Between dental check up visits to the vet, pay special attention to these four things:
Breath – Chances are your cat’s breath won’t be minty fresh but it shouldn’t be foul either. “If your kitty’s mouth has an abnormally strong odor, he may have digestive problems or a gum condition such as gingivitis, and should be examined by a vet.” (Pets.WebMD.com)
Gums – The appearance of red, inflamed gums is a sign that it’s time to call the vet. Inflammation can be an indicator of infections or ailments even beyond those related to your pet’s dental health, such as kidney disease. Advancing stages of gum disease can lead to tooth loss, pain, or being unable to eat. When you check your cat’s gums, they should appear firm and pink.

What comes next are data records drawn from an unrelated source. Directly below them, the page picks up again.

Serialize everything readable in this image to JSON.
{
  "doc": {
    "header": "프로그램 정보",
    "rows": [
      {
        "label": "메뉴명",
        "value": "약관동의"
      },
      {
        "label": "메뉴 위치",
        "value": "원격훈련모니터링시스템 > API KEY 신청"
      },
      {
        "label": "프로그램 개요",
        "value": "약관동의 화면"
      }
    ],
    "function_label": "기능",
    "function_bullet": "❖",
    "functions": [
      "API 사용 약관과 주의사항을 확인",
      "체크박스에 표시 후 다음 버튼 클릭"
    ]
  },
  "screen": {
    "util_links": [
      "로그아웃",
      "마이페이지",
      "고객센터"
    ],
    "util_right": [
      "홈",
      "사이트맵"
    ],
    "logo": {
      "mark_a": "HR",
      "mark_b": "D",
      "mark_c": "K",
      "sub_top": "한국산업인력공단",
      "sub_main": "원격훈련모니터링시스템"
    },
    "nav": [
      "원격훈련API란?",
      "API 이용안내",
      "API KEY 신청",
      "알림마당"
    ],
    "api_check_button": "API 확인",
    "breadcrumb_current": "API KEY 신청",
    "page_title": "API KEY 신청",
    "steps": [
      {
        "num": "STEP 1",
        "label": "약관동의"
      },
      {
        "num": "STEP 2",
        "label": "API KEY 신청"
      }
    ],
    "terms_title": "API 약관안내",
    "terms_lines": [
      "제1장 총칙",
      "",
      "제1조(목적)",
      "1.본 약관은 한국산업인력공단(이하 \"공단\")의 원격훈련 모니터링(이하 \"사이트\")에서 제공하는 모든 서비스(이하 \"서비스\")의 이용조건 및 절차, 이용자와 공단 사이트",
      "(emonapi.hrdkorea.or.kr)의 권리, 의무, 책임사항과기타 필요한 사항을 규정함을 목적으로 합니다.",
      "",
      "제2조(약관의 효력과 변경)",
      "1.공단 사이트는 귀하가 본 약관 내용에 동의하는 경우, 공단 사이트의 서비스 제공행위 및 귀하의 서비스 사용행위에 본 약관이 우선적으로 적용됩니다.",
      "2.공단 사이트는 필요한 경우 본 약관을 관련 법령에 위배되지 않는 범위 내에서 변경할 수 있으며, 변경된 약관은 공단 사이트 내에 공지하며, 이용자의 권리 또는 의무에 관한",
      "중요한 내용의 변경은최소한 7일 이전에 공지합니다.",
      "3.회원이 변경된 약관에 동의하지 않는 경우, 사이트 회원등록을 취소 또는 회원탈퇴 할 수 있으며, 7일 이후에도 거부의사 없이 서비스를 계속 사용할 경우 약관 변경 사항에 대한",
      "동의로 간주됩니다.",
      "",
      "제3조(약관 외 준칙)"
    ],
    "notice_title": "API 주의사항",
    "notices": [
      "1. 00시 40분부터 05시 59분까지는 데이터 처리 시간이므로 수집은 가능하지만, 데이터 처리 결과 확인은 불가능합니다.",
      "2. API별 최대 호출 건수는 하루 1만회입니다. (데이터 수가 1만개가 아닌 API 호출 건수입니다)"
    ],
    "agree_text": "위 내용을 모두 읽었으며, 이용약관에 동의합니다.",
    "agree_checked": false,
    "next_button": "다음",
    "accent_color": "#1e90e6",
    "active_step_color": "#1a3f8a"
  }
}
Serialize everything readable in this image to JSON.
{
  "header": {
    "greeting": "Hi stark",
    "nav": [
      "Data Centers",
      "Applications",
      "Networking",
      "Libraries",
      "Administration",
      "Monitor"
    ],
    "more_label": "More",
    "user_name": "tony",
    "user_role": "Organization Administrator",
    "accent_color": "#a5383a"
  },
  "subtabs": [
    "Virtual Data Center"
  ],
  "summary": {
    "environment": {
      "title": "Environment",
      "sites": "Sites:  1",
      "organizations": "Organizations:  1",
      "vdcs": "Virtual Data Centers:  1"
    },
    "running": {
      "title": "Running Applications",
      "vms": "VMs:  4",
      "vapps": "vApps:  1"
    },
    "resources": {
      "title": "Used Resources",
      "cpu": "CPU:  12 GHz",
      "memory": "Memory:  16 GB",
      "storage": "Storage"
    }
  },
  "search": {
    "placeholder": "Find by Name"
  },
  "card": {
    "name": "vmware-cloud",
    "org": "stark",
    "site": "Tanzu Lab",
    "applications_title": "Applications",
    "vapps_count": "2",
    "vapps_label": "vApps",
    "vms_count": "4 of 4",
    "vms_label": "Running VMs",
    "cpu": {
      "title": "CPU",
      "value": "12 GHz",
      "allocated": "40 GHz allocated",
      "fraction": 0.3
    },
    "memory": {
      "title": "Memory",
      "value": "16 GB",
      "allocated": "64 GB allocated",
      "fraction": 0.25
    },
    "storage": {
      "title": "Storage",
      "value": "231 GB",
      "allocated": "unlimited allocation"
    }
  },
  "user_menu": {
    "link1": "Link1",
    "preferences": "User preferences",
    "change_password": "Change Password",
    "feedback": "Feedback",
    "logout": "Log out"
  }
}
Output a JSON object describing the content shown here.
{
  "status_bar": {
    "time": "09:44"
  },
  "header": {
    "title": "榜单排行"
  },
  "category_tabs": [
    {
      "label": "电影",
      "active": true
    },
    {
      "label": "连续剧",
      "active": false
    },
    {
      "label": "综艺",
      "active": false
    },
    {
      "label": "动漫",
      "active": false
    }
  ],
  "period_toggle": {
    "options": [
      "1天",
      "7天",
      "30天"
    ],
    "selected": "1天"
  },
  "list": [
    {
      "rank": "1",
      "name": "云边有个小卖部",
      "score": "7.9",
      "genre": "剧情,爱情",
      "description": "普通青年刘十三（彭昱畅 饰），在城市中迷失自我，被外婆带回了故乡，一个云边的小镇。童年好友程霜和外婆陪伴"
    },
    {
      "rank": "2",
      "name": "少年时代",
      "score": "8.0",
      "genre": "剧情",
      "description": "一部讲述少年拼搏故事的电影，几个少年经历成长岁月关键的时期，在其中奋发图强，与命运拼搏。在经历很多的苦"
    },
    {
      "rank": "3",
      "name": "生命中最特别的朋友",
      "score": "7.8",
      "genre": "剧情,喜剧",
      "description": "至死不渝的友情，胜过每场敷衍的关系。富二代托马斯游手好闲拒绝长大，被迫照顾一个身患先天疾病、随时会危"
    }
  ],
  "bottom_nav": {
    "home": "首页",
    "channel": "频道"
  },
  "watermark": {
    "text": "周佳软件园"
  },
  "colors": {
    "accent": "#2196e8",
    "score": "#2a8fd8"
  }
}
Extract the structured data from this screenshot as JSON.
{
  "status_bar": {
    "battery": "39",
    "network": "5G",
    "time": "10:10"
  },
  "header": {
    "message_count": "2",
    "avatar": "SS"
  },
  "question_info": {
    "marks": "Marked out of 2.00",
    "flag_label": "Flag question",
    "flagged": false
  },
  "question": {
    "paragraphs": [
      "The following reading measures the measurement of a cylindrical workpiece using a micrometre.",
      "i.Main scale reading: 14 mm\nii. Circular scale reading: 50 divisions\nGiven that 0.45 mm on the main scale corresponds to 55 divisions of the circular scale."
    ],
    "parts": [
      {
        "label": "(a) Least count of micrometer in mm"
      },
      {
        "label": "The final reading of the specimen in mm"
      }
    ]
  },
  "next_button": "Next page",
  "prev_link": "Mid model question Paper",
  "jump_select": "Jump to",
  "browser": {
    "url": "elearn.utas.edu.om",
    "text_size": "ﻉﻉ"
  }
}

Teeth – Monitor your cat’s teeth for any changes. His teeth should be white, without signs of browning or tartar buildup. Also, take this opportunity to check for any broken or loose teeth. If your dentist recommends beginning an oral hygiene routine for your cat, remember to ease into it. “Unlike dogs, cats are very individualistic in their acceptance of home oral hygiene. Try several options (brushing, finger-brushing, dental rinses or gels, dental diets) to find those techniques and products that your cat best tolerates. Some cats are very particular about new flavors. Patience and a gentle approach will yield the best results.” (AVDC.org)
Behavioral Changes – Unfortunately, our pets can’t communicate with us directly if something is wrong so it’s up to use to pay attention to what their behavior is telling us. Sudden changes in your cat’s eating habits, pawing at the mouth, or excessive drooling are all signs that your cat may be experiencing some pain.
Dental health is a major factor in the overall quality of life for your cat. Pain or discomfort in the mouth is not only unpleasant, it can lead to your furry friend avoiding eating which, in turn, leads to additional complications. A little monitoring and maintenance can go a long way in preventing more serious developments down the road. At your next dental checkup, talk to your vet about what you can do to improve or maintain your cat’s pearly whites at home.